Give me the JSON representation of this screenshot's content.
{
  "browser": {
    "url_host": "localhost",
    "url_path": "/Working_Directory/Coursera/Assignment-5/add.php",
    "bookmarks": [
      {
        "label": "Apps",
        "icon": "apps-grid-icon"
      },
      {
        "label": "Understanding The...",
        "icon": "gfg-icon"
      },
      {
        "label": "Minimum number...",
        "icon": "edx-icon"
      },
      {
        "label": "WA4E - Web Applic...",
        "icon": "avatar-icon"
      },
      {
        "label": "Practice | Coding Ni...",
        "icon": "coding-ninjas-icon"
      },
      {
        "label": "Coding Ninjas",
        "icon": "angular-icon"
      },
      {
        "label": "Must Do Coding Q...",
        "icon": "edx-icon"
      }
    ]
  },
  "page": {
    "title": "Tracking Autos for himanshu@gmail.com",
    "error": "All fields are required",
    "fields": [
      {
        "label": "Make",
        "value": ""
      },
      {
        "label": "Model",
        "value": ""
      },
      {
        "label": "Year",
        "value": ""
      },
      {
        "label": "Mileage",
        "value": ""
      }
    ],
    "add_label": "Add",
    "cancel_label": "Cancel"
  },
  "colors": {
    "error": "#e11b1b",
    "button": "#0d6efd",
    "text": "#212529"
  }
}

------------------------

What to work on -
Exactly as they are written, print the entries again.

Solution to this exercise -
Give me the JSON representation of this screenshot's content.
{
  "browser": {
    "url_host": "localhost",
    "url_path": "/Working_Directory/Coursera/Assignment-5/add.php",
    "bookmarks": [
      {
        "label": "Apps",
        "icon": "apps-grid-icon"
      },
      {
        "label": "Understanding The...",
        "icon": "gfg-icon"
      },
      {
        "label": "Minimum number...",
        "icon": "edx-icon"
      },
      {
        "label": "WA4E - Web Applic...",
        "icon": "avatar-icon"
      },
      {
        "label": "Practice | Coding Ni...",
        "icon": "coding-ninjas-icon"
      },
      {
        "label": "Coding Ninjas",
        "icon": "angular-icon"
      },
      {
        "label": "Must Do Coding Q...",
        "icon": "edx-icon"
      }
    ]
  },
  "page": {
    "title": "Tracking Autos for himanshu@gmail.com",
    "error": "All fields are required",
    "fields": [
      {
        "label": "Make",
        "value": ""
      },
      {
        "label": "Model",
        "value": ""
      },
      {
        "label": "Year",
        "value": ""
      },
      {
        "label": "Mileage",
        "value": ""
      }
    ],
    "add_label": "Add",
    "cancel_label": "Cancel"
  },
  "colors": {
    "error": "#e11b1b",
    "button": "#0d6efd",
    "text": "#212529"
  }
}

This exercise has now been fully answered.